Fewer top earners have been struggling to make ends meet. Of those earning $100,000 or more, only 45% reported living paycheck to paycheck, the report found.
A majority, or 52%, of adults, including high earners, said they have felt more financially stressed since before the Covid pandemic began in 2020, according to a separate CNBC Your Money Financial Confidence Survey conducted in March — largely due to inflation, rising interest rates and a lack of savings.
That survey found that 58% of Americans are living paycheck to paycheck.
"Budgets are still very stretched and, for a lot of households, credit cards are filling the gap," said Greg McBride, Bankrate's chief financial analyst.
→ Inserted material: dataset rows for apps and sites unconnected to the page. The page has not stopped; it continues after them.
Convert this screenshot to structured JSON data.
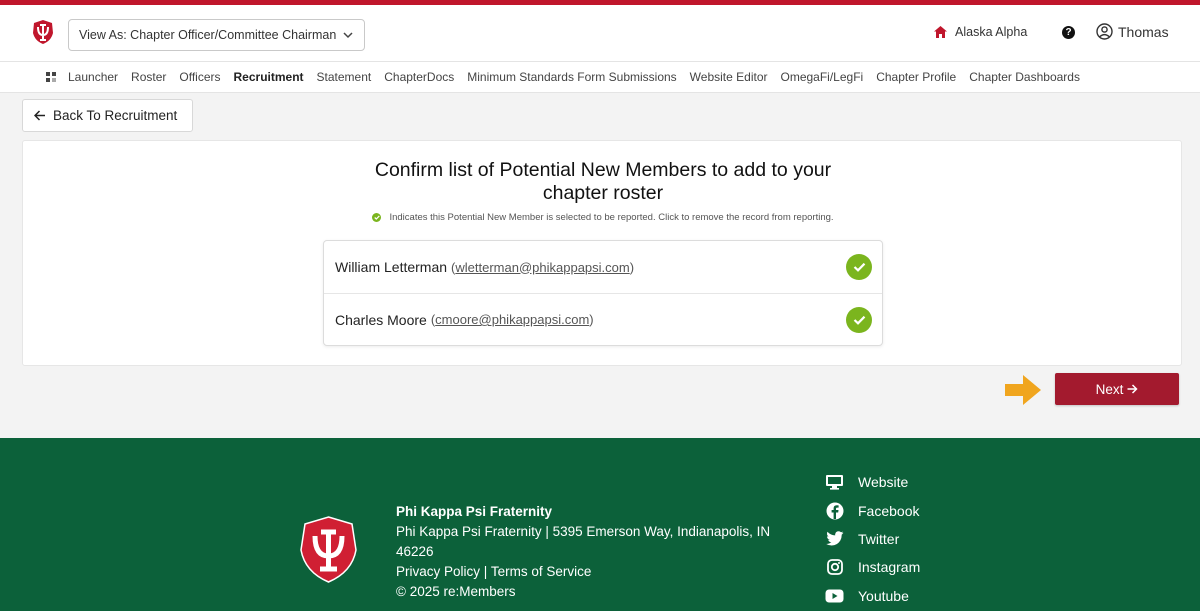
{
  "header": {
    "view_as": "View As: Chapter Officer/Committee Chairman",
    "chapter": "Alaska Alpha",
    "help": "?",
    "user": "Thomas"
  },
  "nav": {
    "items": [
      "Launcher",
      "Roster",
      "Officers",
      "Recruitment",
      "Statement",
      "ChapterDocs",
      "Minimum Standards Form Submissions",
      "Website Editor",
      "OmegaFi/LegFi",
      "Chapter Profile",
      "Chapter Dashboards"
    ],
    "active": "Recruitment"
  },
  "back_button": "Back To Recruitment",
  "card": {
    "title_line1": "Confirm list of Potential New Members to add to your",
    "title_line2": "chapter roster",
    "hint": "Indicates this Potential New Member is selected to be reported. Click to remove the record from reporting.",
    "members": [
      {
        "name": "William Letterman",
        "email": "wletterman@phikappapsi.com",
        "selected": true
      },
      {
        "name": "Charles Moore",
        "email": "cmoore@phikappapsi.com",
        "selected": true
      }
    ]
  },
  "next_button": "Next",
  "footer": {
    "org": "Phi Kappa Psi Fraternity",
    "address": "Phi Kappa Psi Fraternity | 5395 Emerson Way, Indianapolis, IN 46226",
    "privacy": "Privacy Policy",
    "sep": "|",
    "terms": "Terms of Service",
    "copyright": "© 2025 re:Members",
    "social": [
      "Website",
      "Facebook",
      "Twitter",
      "Instagram",
      "Youtube"
    ]
  },
  "colors": {
    "brand_red": "#c0162c",
    "button_red": "#a31a2e",
    "footer_green": "#0c613a",
    "check_green": "#7bb51e",
    "arrow_orange": "#f0a51e"
  }
}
"People aren't financing purchases at 20% because they have other options," he added. "They're doing that because it's their only option."
Following the hike, Fed Chairman Jerome Powell said that future decisions on rate moves would be based on incoming data rather than a preset course on policy.
Central bank officials generally believe that inflation is still too high despite the recent positive trends and want to see multiple months of solid data before changing direction.